PROBLEM REQUIREMENTS:
Look through the entries that follow and return each line that has the string "subtitle".
■ ■ ■ ■
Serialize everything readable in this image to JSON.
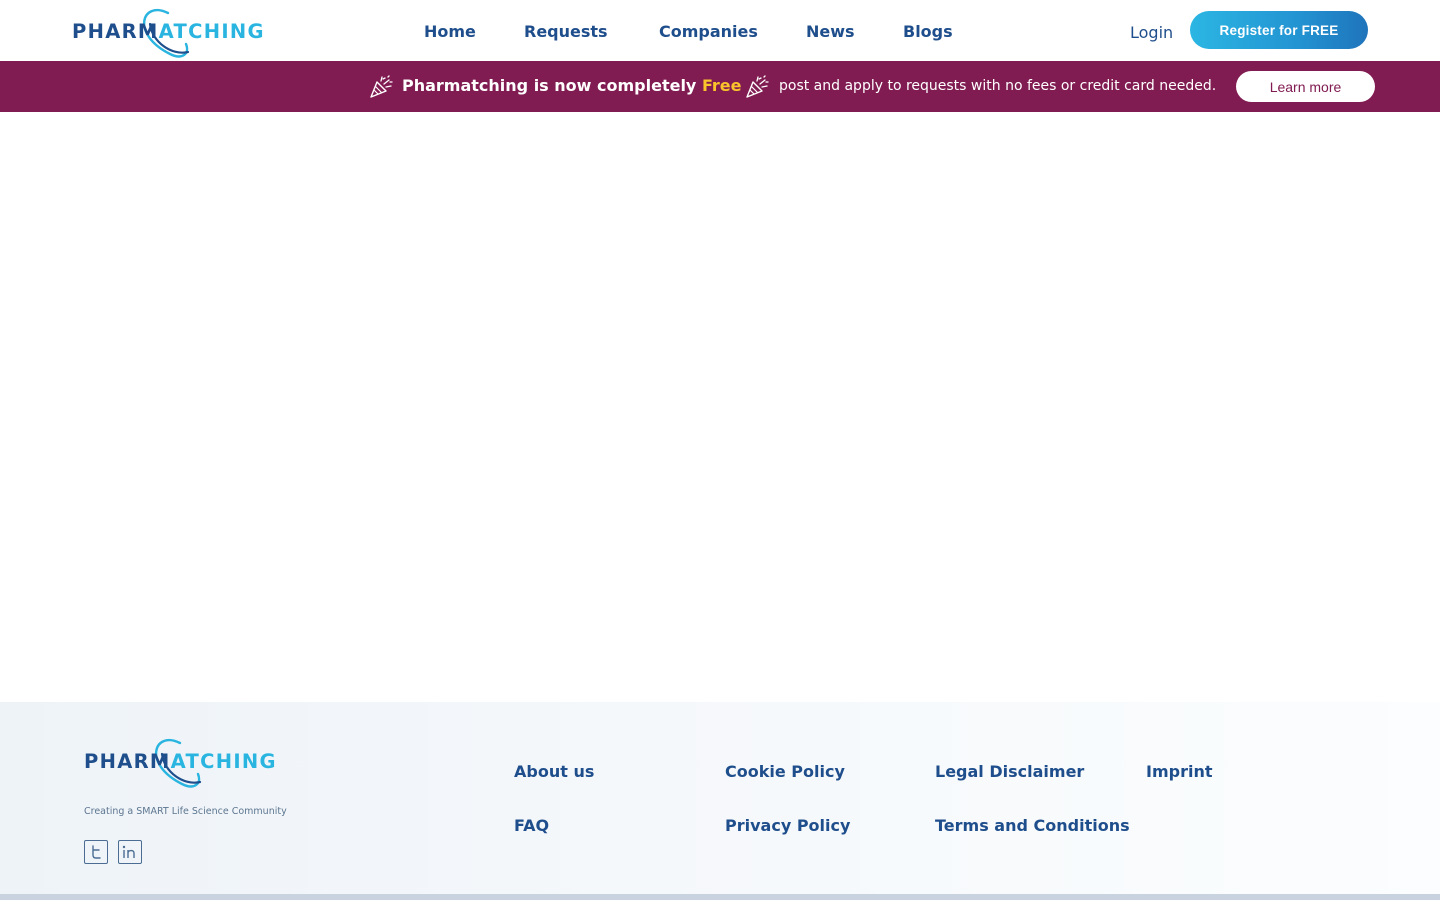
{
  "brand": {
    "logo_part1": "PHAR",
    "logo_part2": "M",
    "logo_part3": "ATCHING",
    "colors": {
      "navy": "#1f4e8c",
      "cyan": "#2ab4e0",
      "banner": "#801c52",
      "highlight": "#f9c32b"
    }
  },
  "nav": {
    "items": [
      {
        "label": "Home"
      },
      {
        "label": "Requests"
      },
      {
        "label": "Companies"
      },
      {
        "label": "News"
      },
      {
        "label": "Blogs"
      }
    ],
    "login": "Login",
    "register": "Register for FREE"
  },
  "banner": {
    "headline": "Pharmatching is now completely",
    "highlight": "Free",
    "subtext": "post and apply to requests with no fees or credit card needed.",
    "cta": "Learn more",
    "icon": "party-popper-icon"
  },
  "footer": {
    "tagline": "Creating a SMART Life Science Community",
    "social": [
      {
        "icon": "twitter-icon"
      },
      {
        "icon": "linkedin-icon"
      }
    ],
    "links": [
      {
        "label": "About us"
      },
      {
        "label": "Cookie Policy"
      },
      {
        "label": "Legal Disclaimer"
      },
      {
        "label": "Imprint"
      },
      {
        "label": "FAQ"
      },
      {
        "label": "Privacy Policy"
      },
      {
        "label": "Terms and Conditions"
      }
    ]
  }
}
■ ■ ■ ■
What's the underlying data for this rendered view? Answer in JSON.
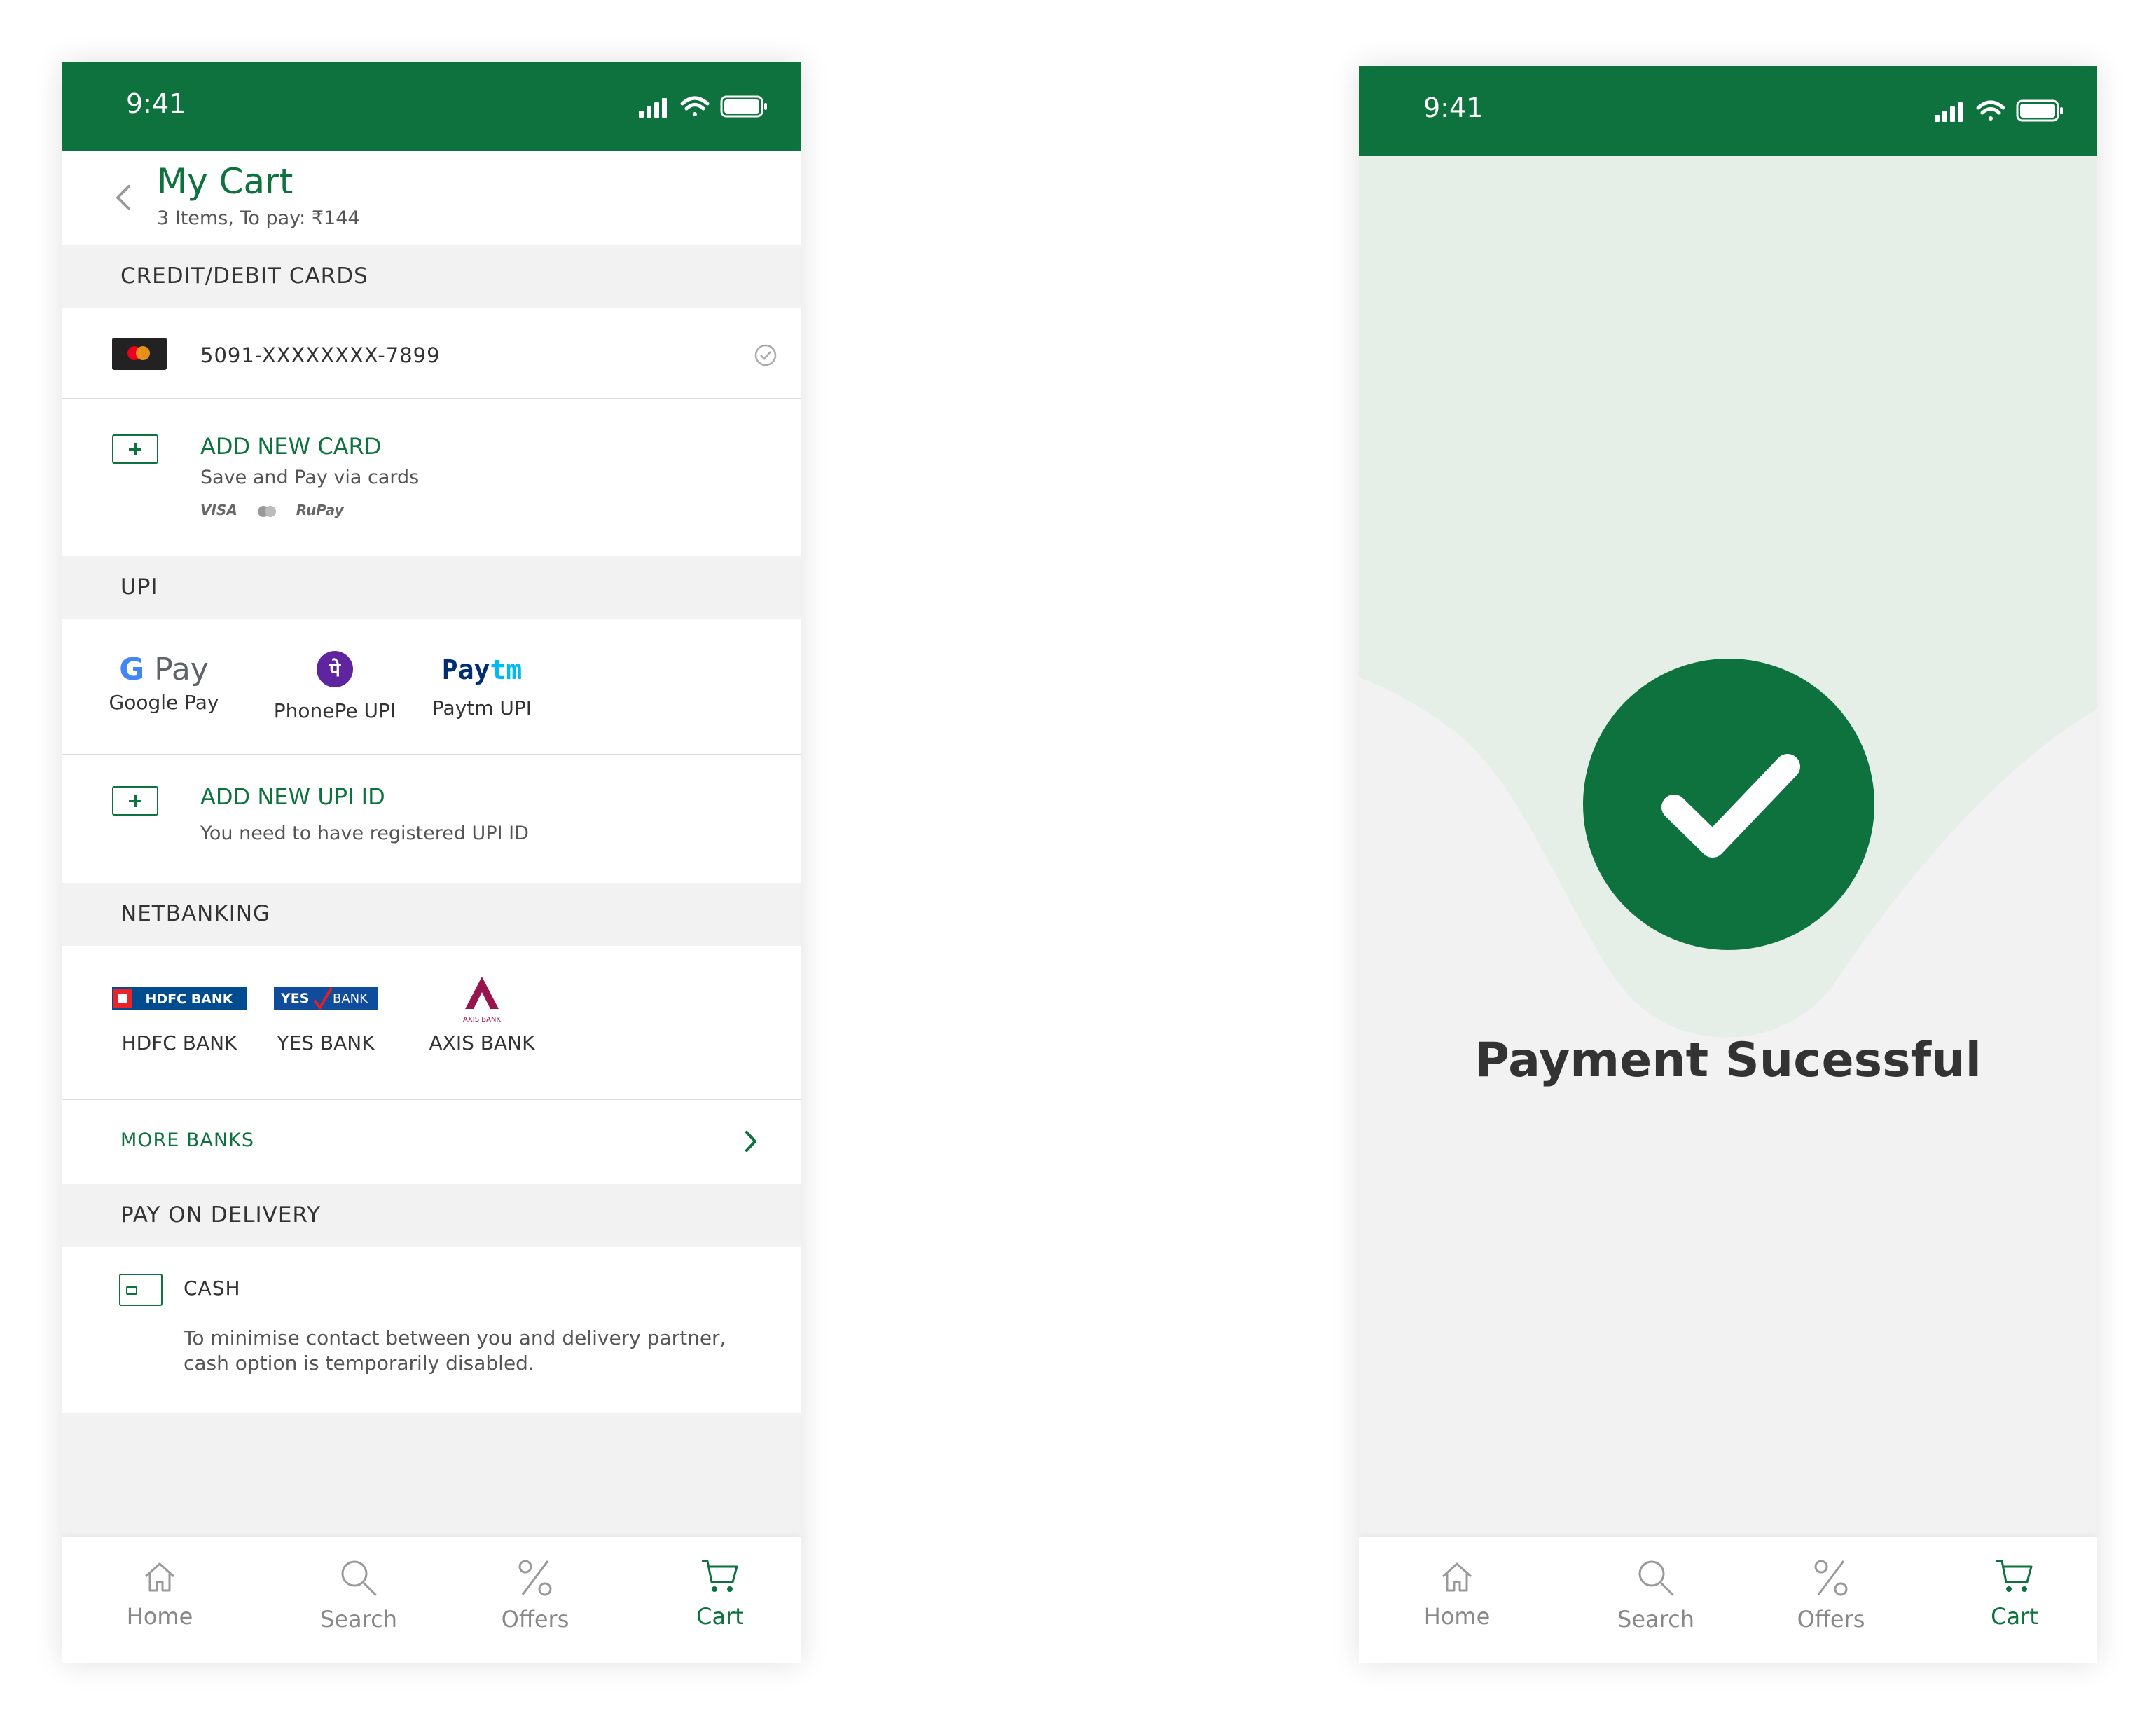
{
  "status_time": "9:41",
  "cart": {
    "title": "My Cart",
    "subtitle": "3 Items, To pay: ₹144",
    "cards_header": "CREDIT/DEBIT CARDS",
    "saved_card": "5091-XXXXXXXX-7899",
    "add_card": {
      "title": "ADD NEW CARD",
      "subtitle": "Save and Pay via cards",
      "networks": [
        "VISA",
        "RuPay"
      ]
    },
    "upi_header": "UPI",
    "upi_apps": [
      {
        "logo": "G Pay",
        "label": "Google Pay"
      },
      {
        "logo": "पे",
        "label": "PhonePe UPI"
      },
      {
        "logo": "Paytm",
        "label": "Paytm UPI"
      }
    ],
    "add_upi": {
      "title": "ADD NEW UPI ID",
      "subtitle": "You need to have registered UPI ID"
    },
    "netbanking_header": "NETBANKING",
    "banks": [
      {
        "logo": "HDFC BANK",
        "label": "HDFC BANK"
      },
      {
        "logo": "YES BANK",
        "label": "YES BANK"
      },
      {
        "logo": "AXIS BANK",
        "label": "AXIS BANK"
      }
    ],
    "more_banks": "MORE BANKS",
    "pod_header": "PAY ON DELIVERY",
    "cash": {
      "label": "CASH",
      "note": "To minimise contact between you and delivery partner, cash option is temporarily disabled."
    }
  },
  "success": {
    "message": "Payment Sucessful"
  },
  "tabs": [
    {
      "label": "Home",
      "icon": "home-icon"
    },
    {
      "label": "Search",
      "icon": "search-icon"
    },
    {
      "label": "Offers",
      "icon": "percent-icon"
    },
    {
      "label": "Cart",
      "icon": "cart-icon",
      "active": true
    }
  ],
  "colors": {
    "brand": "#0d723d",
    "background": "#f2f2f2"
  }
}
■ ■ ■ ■
TASK SOLUTION:
    "subtitle": "3 Items, To pay: ₹144",
      "subtitle": "Save and Pay via cards",
      "subtitle": "You need to have registered UPI ID"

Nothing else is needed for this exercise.